▸ **THE RECORDS**

# # #

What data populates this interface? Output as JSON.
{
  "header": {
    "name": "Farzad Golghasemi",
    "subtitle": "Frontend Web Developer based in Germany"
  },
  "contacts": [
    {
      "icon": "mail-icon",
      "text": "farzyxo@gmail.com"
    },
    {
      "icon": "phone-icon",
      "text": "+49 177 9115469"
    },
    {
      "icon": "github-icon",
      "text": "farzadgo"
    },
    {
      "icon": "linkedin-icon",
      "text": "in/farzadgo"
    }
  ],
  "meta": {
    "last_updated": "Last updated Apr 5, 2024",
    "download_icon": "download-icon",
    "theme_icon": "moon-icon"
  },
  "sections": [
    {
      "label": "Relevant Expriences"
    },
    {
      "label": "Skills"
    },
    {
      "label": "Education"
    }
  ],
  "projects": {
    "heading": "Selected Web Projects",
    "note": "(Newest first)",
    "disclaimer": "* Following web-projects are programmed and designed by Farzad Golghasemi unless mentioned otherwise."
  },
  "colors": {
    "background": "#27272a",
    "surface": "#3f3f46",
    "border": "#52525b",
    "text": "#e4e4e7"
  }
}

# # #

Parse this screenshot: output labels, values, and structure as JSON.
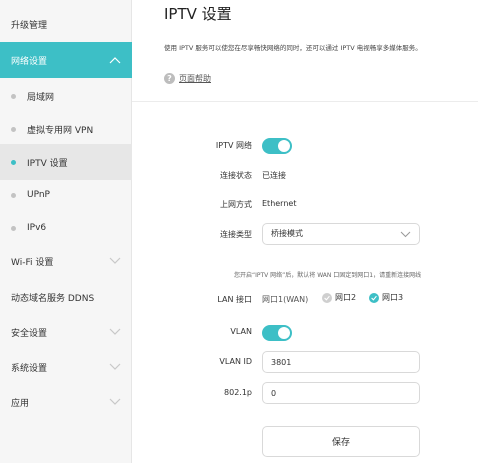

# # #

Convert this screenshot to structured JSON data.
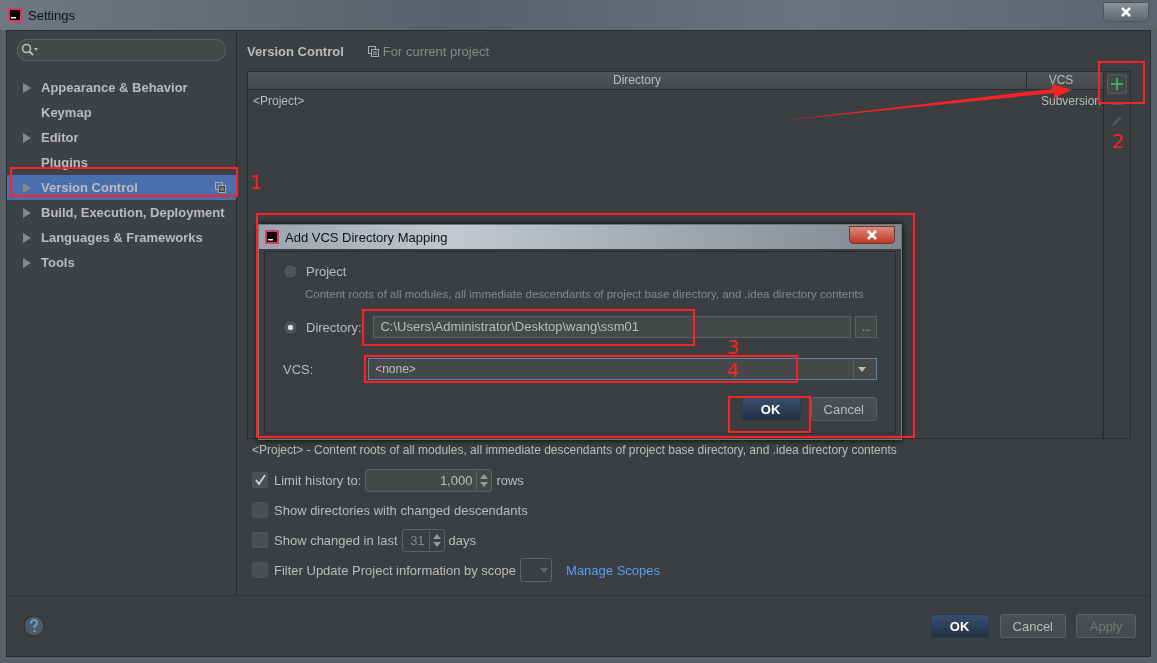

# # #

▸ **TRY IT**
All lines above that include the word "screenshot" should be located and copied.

▸ **TASK RESULT**
Parse this screenshot: output labels, values, and structure as JSON.
Convert this screenshot to structured JSON data.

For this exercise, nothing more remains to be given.